TASK DIRECTIONS:
Wherever the word "placeholder" appears in a line of the records, copy that line.

Excerpts from an interface dataset:
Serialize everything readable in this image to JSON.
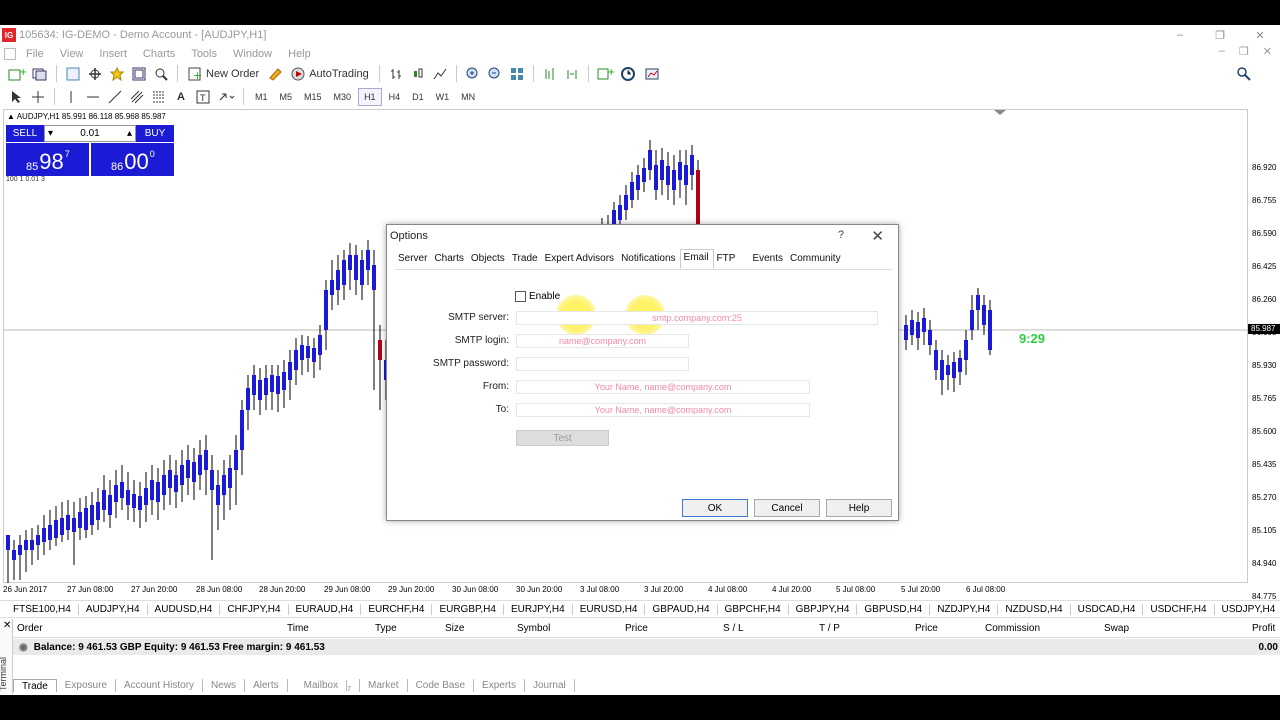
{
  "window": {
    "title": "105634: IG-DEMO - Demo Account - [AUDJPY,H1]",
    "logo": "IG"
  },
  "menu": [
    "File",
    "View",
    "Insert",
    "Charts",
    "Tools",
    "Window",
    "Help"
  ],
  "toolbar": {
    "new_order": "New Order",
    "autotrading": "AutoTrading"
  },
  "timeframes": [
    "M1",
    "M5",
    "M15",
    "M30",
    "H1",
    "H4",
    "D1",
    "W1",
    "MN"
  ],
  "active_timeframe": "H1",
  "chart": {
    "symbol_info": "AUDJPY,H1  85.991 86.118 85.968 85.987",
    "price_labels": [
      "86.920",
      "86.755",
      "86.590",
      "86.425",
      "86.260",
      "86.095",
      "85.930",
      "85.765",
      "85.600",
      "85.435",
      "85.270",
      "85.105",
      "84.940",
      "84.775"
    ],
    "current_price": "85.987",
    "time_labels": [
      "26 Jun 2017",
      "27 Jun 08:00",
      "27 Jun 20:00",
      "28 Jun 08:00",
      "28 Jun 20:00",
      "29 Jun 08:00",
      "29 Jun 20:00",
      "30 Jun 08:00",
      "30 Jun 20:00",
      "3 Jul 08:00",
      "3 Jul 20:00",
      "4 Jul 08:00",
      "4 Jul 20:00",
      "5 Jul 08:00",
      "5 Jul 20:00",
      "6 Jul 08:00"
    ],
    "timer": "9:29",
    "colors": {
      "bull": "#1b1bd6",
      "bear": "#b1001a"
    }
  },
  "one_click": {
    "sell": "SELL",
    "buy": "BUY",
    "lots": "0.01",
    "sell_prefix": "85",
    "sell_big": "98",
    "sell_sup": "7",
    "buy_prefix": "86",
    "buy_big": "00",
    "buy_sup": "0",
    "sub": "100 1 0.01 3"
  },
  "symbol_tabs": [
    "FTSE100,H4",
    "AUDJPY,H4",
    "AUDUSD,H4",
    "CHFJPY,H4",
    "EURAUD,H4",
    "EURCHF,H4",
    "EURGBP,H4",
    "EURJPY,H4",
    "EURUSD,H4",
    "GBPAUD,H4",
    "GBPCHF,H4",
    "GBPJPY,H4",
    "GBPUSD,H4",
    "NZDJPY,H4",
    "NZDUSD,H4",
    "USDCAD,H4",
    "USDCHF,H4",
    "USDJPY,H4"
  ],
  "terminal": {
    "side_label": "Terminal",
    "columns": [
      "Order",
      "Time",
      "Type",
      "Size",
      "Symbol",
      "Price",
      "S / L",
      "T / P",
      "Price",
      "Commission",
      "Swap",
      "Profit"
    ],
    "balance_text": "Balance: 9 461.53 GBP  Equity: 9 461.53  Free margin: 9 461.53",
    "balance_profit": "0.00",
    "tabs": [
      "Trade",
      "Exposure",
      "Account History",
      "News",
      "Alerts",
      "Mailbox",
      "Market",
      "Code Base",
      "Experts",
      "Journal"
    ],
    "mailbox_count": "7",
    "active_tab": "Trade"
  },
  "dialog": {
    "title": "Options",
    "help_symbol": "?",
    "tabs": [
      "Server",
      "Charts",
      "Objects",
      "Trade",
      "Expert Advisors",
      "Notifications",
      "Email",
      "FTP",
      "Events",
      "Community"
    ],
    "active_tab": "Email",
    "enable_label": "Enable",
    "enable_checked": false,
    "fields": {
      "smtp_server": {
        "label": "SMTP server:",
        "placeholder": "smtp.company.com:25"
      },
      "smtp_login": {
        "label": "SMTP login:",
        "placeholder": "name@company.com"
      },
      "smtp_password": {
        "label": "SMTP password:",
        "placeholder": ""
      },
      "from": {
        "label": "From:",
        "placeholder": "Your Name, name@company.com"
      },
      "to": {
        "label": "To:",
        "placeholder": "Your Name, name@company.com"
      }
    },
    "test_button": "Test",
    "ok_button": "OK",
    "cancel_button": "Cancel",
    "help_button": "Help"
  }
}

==

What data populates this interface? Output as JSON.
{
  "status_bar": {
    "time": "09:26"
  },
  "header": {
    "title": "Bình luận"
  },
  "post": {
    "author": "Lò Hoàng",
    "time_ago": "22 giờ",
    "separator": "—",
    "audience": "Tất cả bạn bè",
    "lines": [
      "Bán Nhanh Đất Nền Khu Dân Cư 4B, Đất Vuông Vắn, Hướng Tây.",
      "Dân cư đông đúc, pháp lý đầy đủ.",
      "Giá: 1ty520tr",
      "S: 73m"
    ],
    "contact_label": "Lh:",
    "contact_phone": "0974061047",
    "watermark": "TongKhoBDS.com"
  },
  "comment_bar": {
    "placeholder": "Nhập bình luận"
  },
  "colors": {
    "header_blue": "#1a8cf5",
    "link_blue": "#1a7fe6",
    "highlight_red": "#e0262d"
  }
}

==

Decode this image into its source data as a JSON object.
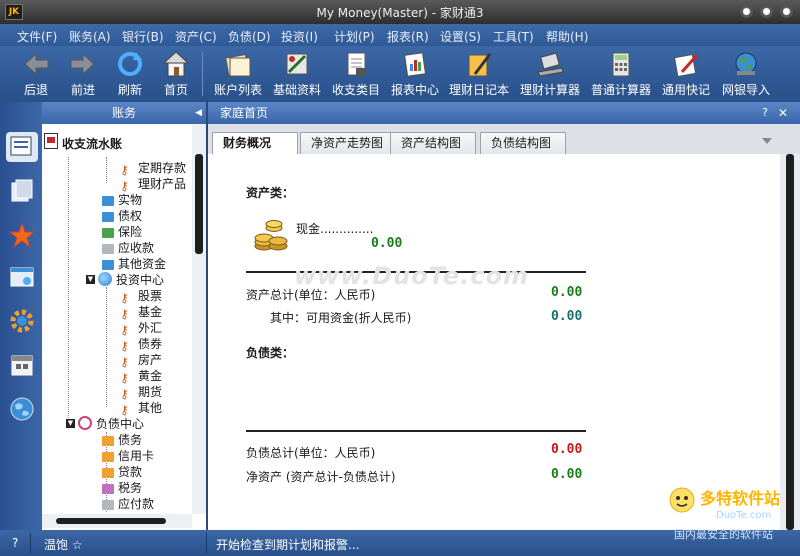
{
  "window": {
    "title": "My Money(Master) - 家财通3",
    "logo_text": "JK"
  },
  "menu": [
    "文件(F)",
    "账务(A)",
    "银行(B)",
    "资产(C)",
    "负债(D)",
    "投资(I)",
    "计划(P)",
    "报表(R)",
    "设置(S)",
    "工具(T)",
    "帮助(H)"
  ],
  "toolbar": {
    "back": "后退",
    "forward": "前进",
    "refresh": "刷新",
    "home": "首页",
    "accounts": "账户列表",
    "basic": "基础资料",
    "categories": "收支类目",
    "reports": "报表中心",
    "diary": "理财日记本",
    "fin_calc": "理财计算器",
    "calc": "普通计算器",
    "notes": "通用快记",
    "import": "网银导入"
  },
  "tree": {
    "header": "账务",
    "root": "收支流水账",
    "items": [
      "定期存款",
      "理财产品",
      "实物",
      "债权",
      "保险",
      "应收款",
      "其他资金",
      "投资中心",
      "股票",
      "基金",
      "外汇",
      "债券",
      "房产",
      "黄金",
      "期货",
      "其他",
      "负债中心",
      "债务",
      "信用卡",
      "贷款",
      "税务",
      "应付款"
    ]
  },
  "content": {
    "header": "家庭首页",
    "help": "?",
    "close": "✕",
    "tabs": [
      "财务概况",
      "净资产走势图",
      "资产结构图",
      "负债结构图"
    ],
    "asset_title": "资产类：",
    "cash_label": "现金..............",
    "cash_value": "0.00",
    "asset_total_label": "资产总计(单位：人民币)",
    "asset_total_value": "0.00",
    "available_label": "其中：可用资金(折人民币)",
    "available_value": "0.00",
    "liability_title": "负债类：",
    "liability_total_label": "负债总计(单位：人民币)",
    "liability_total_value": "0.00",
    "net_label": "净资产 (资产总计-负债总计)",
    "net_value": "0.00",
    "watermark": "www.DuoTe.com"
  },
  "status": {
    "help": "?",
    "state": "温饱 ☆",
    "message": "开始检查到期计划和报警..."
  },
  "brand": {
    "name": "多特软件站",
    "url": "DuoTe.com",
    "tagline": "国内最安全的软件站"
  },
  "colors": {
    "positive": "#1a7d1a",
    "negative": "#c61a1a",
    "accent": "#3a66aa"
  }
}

SOLUTION TO THIS TASK:
        "placeholder": "smtp.company.com:25"
        "placeholder": "name@company.com"
        "placeholder": ""
        "placeholder": "Your Name, name@company.com"
        "placeholder": "Your Name, name@company.com"
    "placeholder": "Nhập bình luận"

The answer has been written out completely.